CRR filed the lawsuits less than one week after a federal appeals court upheld the admitting privileges requirement and another provision that requires a physician to be present when administering medication abortion drugs (Women's Health Policy Report, 4/3).

Key Arguments

Stephanie Toti, a senior staff attorney at CRR, said the admitting privileges requirement would force women in the El Paso region to obtain abortion care in New Mexico, where abortion providers are not required to have admitting privileges. "It's the very definition of arbitrary," she said, adding that many women in the El Paso region have limited access to transportation.

Meanwhile, state attorney Jimmy Blacklock noted that the 5th U.S. Circuit Court of Appeals already heard and rejected CRR's arguments when it ruled in favor of the state in a separate lawsuit that also challenged the admitting privileges requirement. "We've got the same parties, the same lawyers and the 5th Circuit has just ruled and we're all bound to follow that decision," he said (Qiao Chen, Texas Tribune, 4/16).

Wednesday's Ruling

U.S. District Court Judge Lee Yeakel on Wednesday stated that for the plaintiffs to receive a temporary injunction, they would have to at least demonstrate a substantial likelihood of success in their overarching lawsuit against the provision. He said such success was unlikely, given that the 5th Circuit had just ruled to uphold the requirements (Houston Chronicle, 4/16).

Yeakel said, "We can slice it and dice it any way we want and talk about exceptions and differences," but the plaintiffs' evidence did not satisfy the "full elements necessary" for a temporary injunction.


After the ruling, CRR dropped its request for another temporary injunction for the Whole Woman's Health Clinic. However, the coalition of abortion providers said they would continue in their challenges to the admitting privileges requirement and the ambulatory surgical center requirements.

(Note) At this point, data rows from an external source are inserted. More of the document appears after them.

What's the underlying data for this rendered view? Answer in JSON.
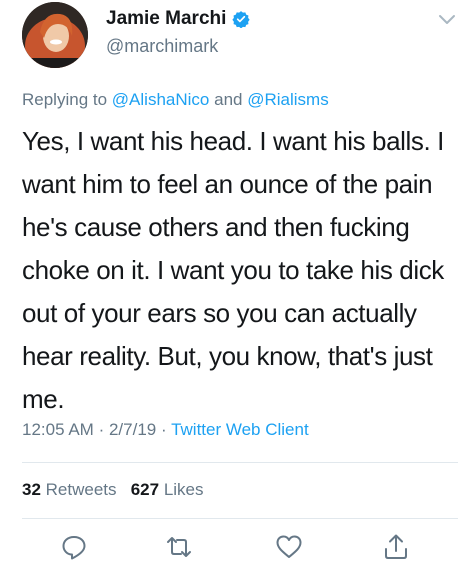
{
  "tweet": {
    "author": {
      "display_name": "Jamie Marchi",
      "handle": "@marchimark"
    },
    "replying_to": {
      "prefix": "Replying to",
      "first": "@AlishaNico",
      "connector": "and",
      "second": "@Rialisms"
    },
    "text": "Yes, I want his head. I want his balls. I\nwant him to feel an ounce of the pain\nhe's cause others and then fucking\nchoke on it. I want you to take his dick\nout of your ears so you can actually\nhear reality. But, you know, that's just\nme.",
    "time": "12:05 AM",
    "separator": "·",
    "date": "2/7/19",
    "client": "Twitter Web Client",
    "retweets_count": "32",
    "retweets_label": "Retweets",
    "likes_count": "627",
    "likes_label": "Likes"
  },
  "icons": {
    "verified": "verified-badge-icon",
    "menu": "chevron-down-icon",
    "reply": "reply-icon",
    "retweet": "retweet-icon",
    "like": "heart-icon",
    "share": "share-icon"
  },
  "colors": {
    "link": "#1da1f2",
    "secondary_text": "#657786",
    "primary_text": "#14171a",
    "divider": "#e1e8ed"
  }
}
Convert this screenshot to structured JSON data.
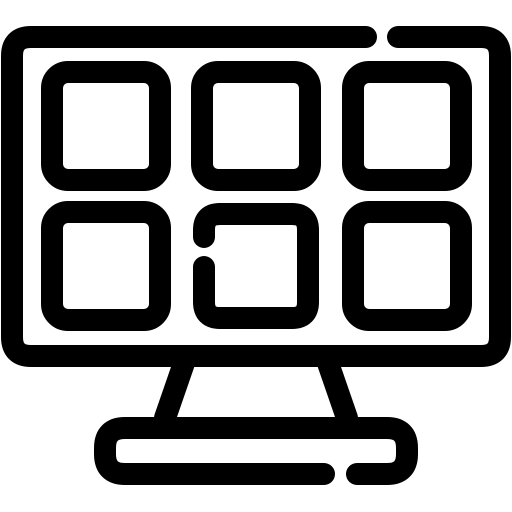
{
  "icon": {
    "name": "monitor-grid-icon",
    "stroke_color": "#000000",
    "background_color": "#ffffff",
    "grid": {
      "rows": 2,
      "columns": 3,
      "tile_count": 6
    }
  }
}
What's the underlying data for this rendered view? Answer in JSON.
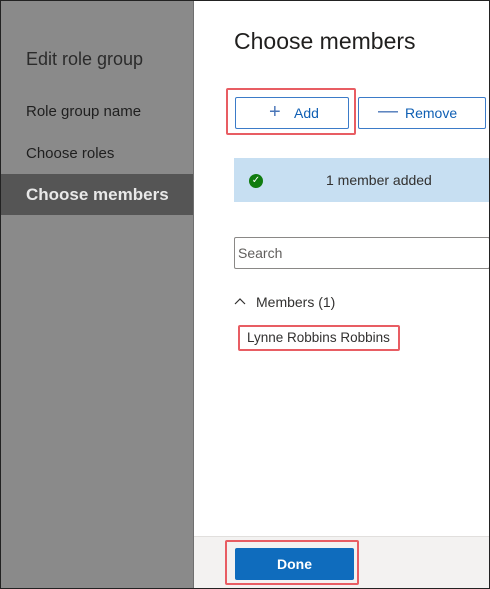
{
  "sidebar": {
    "title": "Edit role group",
    "items": [
      {
        "label": "Role group name"
      },
      {
        "label": "Choose roles"
      },
      {
        "label": "Choose members"
      }
    ]
  },
  "main": {
    "title": "Choose members",
    "add_label": "Add",
    "remove_label": "Remove",
    "banner_message": "1 member added",
    "search_placeholder": "Search",
    "members_header": "Members (1)",
    "members": [
      "Lynne Robbins Robbins"
    ]
  },
  "footer": {
    "done_label": "Done"
  },
  "colors": {
    "accent": "#0f6cbd",
    "highlight": "#e85d63",
    "banner": "#c7dff2",
    "success": "#107c10"
  },
  "icons": {
    "add": "plus-icon",
    "remove": "minus-icon",
    "banner": "check-circle-icon",
    "members": "chevron-up-icon"
  }
}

Toti said, "We're disappointed that the judge denied our request for temporary relief," adding, "But we're still hopeful that ultimately justice will prevail in this case and that safe, high-quality abortion services will continue to be available for women in Texas" (Texas Tribune, 4/16).

According to the Chronicle, attorneys for both the state and CRR plan to meet this week at Yeakel's direction to organize a schedule for the lawsuit. Yeakel, who said in his ruling that he expects the case to ultimately reach the Supreme Court, urged both sides to try to resolve the case expeditiously (Houston Chronicle, 4/16).